*Task details:*
Filter the entries for the string "image". Copy each line that has it.

● ● ●

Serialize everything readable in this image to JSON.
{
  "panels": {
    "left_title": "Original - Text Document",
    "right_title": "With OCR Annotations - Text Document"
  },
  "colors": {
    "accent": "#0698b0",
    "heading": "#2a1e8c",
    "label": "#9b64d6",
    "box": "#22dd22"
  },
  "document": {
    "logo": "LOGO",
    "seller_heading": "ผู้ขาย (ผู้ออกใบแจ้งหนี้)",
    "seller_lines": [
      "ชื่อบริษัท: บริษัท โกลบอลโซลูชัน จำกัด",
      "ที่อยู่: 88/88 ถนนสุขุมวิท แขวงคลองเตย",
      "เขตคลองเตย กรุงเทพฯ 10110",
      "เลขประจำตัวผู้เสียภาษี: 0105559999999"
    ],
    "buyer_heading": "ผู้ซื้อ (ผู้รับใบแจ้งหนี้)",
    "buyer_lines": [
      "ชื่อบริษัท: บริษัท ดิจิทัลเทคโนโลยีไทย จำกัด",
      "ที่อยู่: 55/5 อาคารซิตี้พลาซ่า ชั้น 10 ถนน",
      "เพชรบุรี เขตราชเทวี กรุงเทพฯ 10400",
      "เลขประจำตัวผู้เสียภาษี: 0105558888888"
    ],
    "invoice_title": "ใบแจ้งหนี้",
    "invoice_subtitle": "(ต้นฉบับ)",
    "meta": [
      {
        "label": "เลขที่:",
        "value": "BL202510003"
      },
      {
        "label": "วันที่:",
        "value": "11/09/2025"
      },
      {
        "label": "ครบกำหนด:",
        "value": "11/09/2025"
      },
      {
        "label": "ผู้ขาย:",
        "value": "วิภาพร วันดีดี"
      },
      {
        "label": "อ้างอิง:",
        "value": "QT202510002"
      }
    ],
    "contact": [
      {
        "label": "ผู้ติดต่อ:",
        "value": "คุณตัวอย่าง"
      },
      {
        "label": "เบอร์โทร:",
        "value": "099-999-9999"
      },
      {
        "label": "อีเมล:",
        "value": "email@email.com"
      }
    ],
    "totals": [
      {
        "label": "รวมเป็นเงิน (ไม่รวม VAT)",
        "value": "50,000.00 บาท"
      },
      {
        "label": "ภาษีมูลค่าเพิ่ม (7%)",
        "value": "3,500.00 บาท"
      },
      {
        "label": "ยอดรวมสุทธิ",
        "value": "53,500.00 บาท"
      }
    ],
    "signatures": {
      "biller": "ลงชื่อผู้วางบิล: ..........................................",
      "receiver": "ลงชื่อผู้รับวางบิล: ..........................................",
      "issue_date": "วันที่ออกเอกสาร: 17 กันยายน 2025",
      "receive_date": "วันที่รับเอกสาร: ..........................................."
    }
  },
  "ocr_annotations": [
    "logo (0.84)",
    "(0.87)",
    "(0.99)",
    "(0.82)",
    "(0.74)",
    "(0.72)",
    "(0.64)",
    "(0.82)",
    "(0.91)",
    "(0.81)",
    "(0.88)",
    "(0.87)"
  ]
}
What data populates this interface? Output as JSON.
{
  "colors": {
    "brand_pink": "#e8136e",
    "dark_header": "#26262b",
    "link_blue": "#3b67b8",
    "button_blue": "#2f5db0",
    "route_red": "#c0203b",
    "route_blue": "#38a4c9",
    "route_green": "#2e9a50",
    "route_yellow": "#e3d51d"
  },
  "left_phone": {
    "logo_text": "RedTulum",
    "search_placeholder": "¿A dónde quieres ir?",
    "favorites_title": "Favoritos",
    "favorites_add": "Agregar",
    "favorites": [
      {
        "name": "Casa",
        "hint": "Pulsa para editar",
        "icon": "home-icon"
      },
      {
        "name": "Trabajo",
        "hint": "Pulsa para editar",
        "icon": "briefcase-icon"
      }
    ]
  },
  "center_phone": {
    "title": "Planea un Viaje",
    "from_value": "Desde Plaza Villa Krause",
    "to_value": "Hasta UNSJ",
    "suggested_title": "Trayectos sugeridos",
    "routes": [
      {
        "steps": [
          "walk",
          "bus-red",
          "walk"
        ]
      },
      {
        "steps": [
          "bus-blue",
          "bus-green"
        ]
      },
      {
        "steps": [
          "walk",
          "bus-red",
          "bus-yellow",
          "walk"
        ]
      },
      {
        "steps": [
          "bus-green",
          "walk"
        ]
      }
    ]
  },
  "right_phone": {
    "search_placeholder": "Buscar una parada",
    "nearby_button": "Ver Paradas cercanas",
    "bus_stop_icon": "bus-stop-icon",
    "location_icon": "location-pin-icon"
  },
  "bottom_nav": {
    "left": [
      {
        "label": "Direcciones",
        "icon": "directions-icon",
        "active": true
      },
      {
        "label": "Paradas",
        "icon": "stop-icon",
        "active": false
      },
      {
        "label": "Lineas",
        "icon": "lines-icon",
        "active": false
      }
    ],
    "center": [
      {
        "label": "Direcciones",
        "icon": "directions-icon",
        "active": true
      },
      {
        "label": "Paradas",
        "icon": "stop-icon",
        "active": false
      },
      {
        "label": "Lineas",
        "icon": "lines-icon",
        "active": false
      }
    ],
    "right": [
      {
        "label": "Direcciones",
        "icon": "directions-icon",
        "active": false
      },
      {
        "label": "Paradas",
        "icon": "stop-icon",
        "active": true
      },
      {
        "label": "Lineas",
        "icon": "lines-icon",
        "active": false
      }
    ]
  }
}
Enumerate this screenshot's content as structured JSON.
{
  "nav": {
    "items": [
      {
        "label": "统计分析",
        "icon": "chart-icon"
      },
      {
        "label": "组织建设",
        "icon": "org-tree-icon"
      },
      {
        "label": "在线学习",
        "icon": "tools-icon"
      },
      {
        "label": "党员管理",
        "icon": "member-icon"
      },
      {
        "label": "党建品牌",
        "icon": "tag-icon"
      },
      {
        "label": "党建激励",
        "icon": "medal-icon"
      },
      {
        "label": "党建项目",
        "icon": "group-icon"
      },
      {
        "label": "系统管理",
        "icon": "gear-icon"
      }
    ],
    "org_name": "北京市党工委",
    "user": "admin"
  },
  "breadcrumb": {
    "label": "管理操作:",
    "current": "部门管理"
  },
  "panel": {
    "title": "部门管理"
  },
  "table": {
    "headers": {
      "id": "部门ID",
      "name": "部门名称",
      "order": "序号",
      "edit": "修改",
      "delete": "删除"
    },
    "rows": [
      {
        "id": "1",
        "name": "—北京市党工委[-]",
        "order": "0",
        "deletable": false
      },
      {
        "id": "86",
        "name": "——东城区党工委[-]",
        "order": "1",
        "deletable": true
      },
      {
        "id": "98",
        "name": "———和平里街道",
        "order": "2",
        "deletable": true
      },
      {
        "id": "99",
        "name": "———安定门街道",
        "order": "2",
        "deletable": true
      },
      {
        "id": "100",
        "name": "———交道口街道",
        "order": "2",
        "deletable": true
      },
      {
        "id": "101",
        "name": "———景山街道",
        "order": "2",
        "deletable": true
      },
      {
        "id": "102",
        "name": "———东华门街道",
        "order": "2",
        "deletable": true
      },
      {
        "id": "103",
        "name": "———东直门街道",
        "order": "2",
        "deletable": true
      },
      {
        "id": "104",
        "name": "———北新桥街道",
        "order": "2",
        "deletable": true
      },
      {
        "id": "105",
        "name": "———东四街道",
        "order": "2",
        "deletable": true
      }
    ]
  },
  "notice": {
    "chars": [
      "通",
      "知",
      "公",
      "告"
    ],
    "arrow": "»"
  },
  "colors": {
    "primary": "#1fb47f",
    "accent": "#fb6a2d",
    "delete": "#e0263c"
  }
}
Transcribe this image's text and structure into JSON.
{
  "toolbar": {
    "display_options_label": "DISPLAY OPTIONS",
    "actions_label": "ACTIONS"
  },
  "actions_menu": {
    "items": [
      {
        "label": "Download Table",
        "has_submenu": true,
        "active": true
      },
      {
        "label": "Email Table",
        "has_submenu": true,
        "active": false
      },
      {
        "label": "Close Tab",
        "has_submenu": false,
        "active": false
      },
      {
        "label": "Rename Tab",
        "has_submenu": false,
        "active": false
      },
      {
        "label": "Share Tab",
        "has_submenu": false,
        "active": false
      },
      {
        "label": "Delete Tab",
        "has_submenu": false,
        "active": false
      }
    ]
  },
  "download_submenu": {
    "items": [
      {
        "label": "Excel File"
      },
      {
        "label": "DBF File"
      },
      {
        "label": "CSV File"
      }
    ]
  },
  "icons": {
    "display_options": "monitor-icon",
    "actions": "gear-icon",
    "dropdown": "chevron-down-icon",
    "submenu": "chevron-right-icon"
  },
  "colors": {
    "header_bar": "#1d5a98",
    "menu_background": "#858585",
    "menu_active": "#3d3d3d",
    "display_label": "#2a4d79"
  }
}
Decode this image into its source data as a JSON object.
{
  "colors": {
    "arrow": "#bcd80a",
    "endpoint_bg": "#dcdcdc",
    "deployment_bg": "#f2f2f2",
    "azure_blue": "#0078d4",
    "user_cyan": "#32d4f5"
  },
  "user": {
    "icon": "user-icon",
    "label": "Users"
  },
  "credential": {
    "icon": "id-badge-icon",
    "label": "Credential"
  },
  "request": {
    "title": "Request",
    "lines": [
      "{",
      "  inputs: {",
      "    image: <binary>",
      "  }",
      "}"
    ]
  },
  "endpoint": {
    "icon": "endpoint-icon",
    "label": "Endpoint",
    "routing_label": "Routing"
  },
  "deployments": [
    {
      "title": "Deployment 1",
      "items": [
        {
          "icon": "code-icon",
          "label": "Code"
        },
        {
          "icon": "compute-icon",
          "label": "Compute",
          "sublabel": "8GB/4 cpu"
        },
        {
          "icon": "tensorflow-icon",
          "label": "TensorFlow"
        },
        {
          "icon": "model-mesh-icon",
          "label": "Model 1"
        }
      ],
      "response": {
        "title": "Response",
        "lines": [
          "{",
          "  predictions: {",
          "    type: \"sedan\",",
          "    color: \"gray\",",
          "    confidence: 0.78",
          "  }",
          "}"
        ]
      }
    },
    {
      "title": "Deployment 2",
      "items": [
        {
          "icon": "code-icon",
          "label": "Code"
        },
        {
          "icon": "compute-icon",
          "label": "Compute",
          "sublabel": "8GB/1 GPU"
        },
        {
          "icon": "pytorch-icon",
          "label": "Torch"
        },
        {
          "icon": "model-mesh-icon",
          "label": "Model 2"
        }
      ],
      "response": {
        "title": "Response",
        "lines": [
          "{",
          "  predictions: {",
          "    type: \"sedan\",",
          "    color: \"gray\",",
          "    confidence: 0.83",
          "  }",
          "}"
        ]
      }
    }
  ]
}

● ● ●

*Answer area:*
Serialize everything readable in this image to JSON.
Transcribe this image's text and structure into JSON.
Decode this image into its source data as a JSON object.
      "    image: <binary>",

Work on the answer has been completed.